* REQUIRED WORK *
Nothing but the images is to be left out of your exact copy of the entries.

[[ ENTRIES SHOWN, beginning ]]

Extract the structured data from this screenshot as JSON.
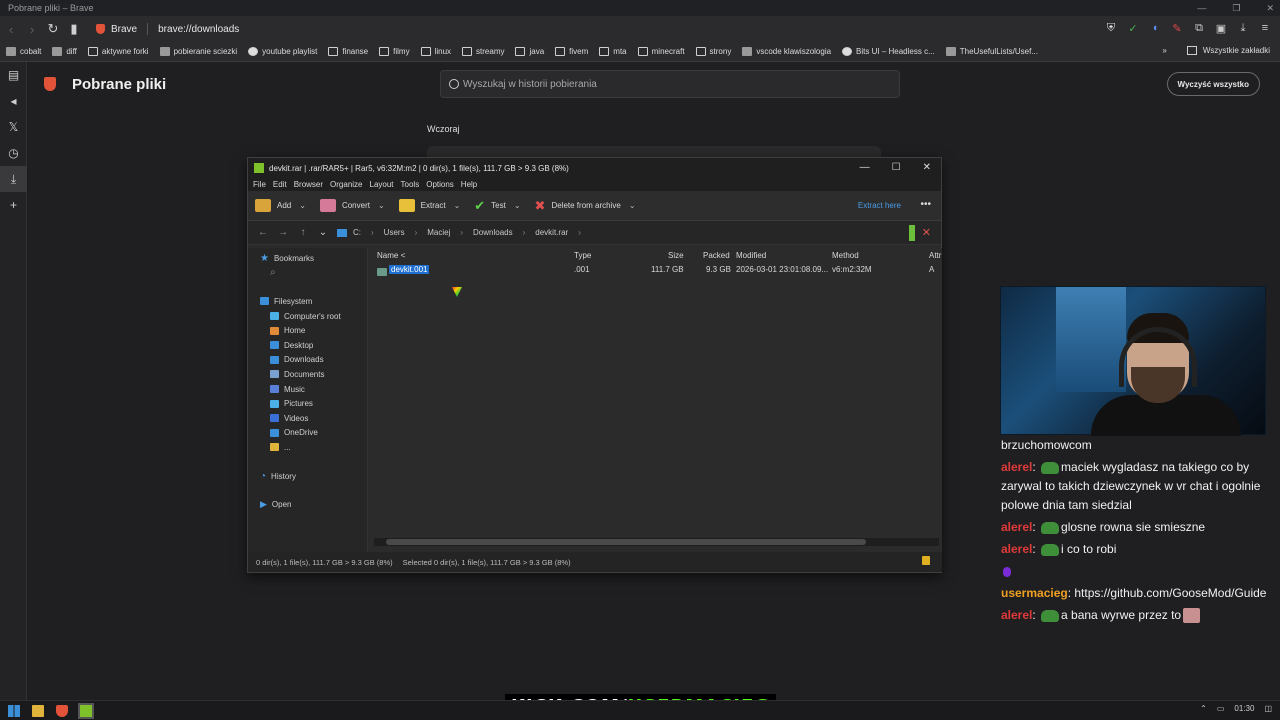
{
  "window": {
    "title": "Pobrane pliki – Brave"
  },
  "addressbar": {
    "brand": "Brave",
    "url": "brave://downloads"
  },
  "bookmarks": [
    {
      "label": "cobalt",
      "icon": "cobalt-icon"
    },
    {
      "label": "diff",
      "icon": "diff-icon"
    },
    {
      "label": "aktywne forki",
      "icon": "folder-icon"
    },
    {
      "label": "pobieranie sciezki",
      "icon": "download-site-icon"
    },
    {
      "label": "youtube playlist",
      "icon": "globe-icon"
    },
    {
      "label": "finanse",
      "icon": "folder-icon"
    },
    {
      "label": "filmy",
      "icon": "folder-icon"
    },
    {
      "label": "linux",
      "icon": "folder-icon"
    },
    {
      "label": "streamy",
      "icon": "folder-icon"
    },
    {
      "label": "java",
      "icon": "folder-icon"
    },
    {
      "label": "fivem",
      "icon": "folder-icon"
    },
    {
      "label": "mta",
      "icon": "folder-icon"
    },
    {
      "label": "minecraft",
      "icon": "folder-icon"
    },
    {
      "label": "strony",
      "icon": "folder-icon"
    },
    {
      "label": "vscode klawiszologia",
      "icon": "vscode-icon"
    },
    {
      "label": "Bits UI – Headless c...",
      "icon": "bits-ui-icon"
    },
    {
      "label": "TheUsefulLists/Usef...",
      "icon": "github-icon"
    }
  ],
  "bookmarks_all": "Wszystkie zakładki",
  "downloads_page": {
    "title": "Pobrane pliki",
    "search_placeholder": "Wyszukaj w historii pobierania",
    "clear_all": "Wyczyść wszystko",
    "section_label": "Wczoraj"
  },
  "rar": {
    "title": "devkit.rar | .rar/RAR5+ | Rar5, v6:32M:m2 | 0 dir(s), 1 file(s), 111.7 GB > 9.3 GB (8%)",
    "menu": [
      "File",
      "Edit",
      "Browser",
      "Organize",
      "Layout",
      "Tools",
      "Options",
      "Help"
    ],
    "toolbar": {
      "add": "Add",
      "convert": "Convert",
      "extract": "Extract",
      "test": "Test",
      "delete": "Delete from archive",
      "extract_here": "Extract here"
    },
    "breadcrumbs": [
      "C:",
      "Users",
      "Maciej",
      "Downloads",
      "devkit.rar"
    ],
    "left_pane": {
      "bookmarks": "Bookmarks",
      "filesystem": "Filesystem",
      "items": [
        "Computer's root",
        "Home",
        "Desktop",
        "Downloads",
        "Documents",
        "Music",
        "Pictures",
        "Videos",
        "OneDrive",
        "..."
      ],
      "history": "History",
      "open": "Open"
    },
    "columns": [
      "Name <",
      "Type",
      "Size",
      "Packed",
      "Modified",
      "Method",
      "Attr"
    ],
    "rows": [
      {
        "name": "devkit.001",
        "type": ".001",
        "size": "111.7 GB",
        "packed": "9.3 GB",
        "modified": "2026-03-01 23:01:08.09...",
        "method": "v6:m2:32M",
        "attr": "A"
      }
    ],
    "status_left": "0 dir(s), 1 file(s), 111.7 GB > 9.3 GB (8%)",
    "status_right": "Selected 0 dir(s), 1 file(s), 111.7 GB > 9.3 GB (8%)"
  },
  "chat": [
    {
      "user": "",
      "text": "brzuchomowcom",
      "emote": false,
      "user_color": "red"
    },
    {
      "user": "alerel",
      "text": "maciek wygladasz na takiego co by zarywal to takich dziewczynek w vr chat i ogolnie polowe dnia tam siedzial",
      "emote": true,
      "user_color": "red"
    },
    {
      "user": "alerel",
      "text": "glosne rowna sie smieszne",
      "emote": true,
      "user_color": "red"
    },
    {
      "user": "alerel",
      "text": "i co to robi",
      "emote": true,
      "user_color": "red"
    },
    {
      "user": "usermacieg",
      "text": "https://github.com/GooseMod/Guide",
      "emote": false,
      "user_color": "orange"
    },
    {
      "user": "alerel",
      "text": "a bana wyrwe przez to",
      "emote": true,
      "user_color": "red"
    }
  ],
  "overlay": {
    "kick_prefix": "KICK.COM/",
    "kick_channel": "USERMACIEG"
  },
  "taskbar": {
    "time": "01:30"
  },
  "colors": {
    "accent_blue": "#1f6fd1",
    "rar_green": "#7fc12a",
    "kick_green": "#53fc18",
    "chat_red": "#e03a3a",
    "chat_orange": "#f0a020"
  }
}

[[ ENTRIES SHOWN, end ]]

* RESPONSE FOR THIS EXERCISE *
Extract the structured data from this screenshot as JSON.
{
  "window": {
    "title": "Pobrane pliki – Brave"
  },
  "addressbar": {
    "brand": "Brave",
    "url": "brave://downloads"
  },
  "bookmarks": [
    {
      "label": "cobalt",
      "icon": "cobalt-icon"
    },
    {
      "label": "diff",
      "icon": "diff-icon"
    },
    {
      "label": "aktywne forki",
      "icon": "folder-icon"
    },
    {
      "label": "pobieranie sciezki",
      "icon": "download-site-icon"
    },
    {
      "label": "youtube playlist",
      "icon": "globe-icon"
    },
    {
      "label": "finanse",
      "icon": "folder-icon"
    },
    {
      "label": "filmy",
      "icon": "folder-icon"
    },
    {
      "label": "linux",
      "icon": "folder-icon"
    },
    {
      "label": "streamy",
      "icon": "folder-icon"
    },
    {
      "label": "java",
      "icon": "folder-icon"
    },
    {
      "label": "fivem",
      "icon": "folder-icon"
    },
    {
      "label": "mta",
      "icon": "folder-icon"
    },
    {
      "label": "minecraft",
      "icon": "folder-icon"
    },
    {
      "label": "strony",
      "icon": "folder-icon"
    },
    {
      "label": "vscode klawiszologia",
      "icon": "vscode-icon"
    },
    {
      "label": "Bits UI – Headless c...",
      "icon": "bits-ui-icon"
    },
    {
      "label": "TheUsefulLists/Usef...",
      "icon": "github-icon"
    }
  ],
  "bookmarks_all": "Wszystkie zakładki",
  "downloads_page": {
    "title": "Pobrane pliki",
    "search_placeholder": "Wyszukaj w historii pobierania",
    "clear_all": "Wyczyść wszystko",
    "section_label": "Wczoraj"
  },
  "rar": {
    "title": "devkit.rar | .rar/RAR5+ | Rar5, v6:32M:m2 | 0 dir(s), 1 file(s), 111.7 GB > 9.3 GB (8%)",
    "menu": [
      "File",
      "Edit",
      "Browser",
      "Organize",
      "Layout",
      "Tools",
      "Options",
      "Help"
    ],
    "toolbar": {
      "add": "Add",
      "convert": "Convert",
      "extract": "Extract",
      "test": "Test",
      "delete": "Delete from archive",
      "extract_here": "Extract here"
    },
    "breadcrumbs": [
      "C:",
      "Users",
      "Maciej",
      "Downloads",
      "devkit.rar"
    ],
    "left_pane": {
      "bookmarks": "Bookmarks",
      "filesystem": "Filesystem",
      "items": [
        "Computer's root",
        "Home",
        "Desktop",
        "Downloads",
        "Documents",
        "Music",
        "Pictures",
        "Videos",
        "OneDrive",
        "..."
      ],
      "history": "History",
      "open": "Open"
    },
    "columns": [
      "Name <",
      "Type",
      "Size",
      "Packed",
      "Modified",
      "Method",
      "Attr"
    ],
    "rows": [
      {
        "name": "devkit.001",
        "type": ".001",
        "size": "111.7 GB",
        "packed": "9.3 GB",
        "modified": "2026-03-01 23:01:08.09...",
        "method": "v6:m2:32M",
        "attr": "A"
      }
    ],
    "status_left": "0 dir(s), 1 file(s), 111.7 GB > 9.3 GB (8%)",
    "status_right": "Selected 0 dir(s), 1 file(s), 111.7 GB > 9.3 GB (8%)"
  },
  "chat": [
    {
      "user": "",
      "text": "brzuchomowcom",
      "emote": false,
      "user_color": "red"
    },
    {
      "user": "alerel",
      "text": "maciek wygladasz na takiego co by zarywal to takich dziewczynek w vr chat i ogolnie polowe dnia tam siedzial",
      "emote": true,
      "user_color": "red"
    },
    {
      "user": "alerel",
      "text": "glosne rowna sie smieszne",
      "emote": true,
      "user_color": "red"
    },
    {
      "user": "alerel",
      "text": "i co to robi",
      "emote": true,
      "user_color": "red"
    },
    {
      "user": "usermacieg",
      "text": "https://github.com/GooseMod/Guide",
      "emote": false,
      "user_color": "orange"
    },
    {
      "user": "alerel",
      "text": "a bana wyrwe przez to",
      "emote": true,
      "user_color": "red"
    }
  ],
  "overlay": {
    "kick_prefix": "KICK.COM/",
    "kick_channel": "USERMACIEG"
  },
  "taskbar": {
    "time": "01:30"
  },
  "colors": {
    "accent_blue": "#1f6fd1",
    "rar_green": "#7fc12a",
    "kick_green": "#53fc18",
    "chat_red": "#e03a3a",
    "chat_orange": "#f0a020"
  }
}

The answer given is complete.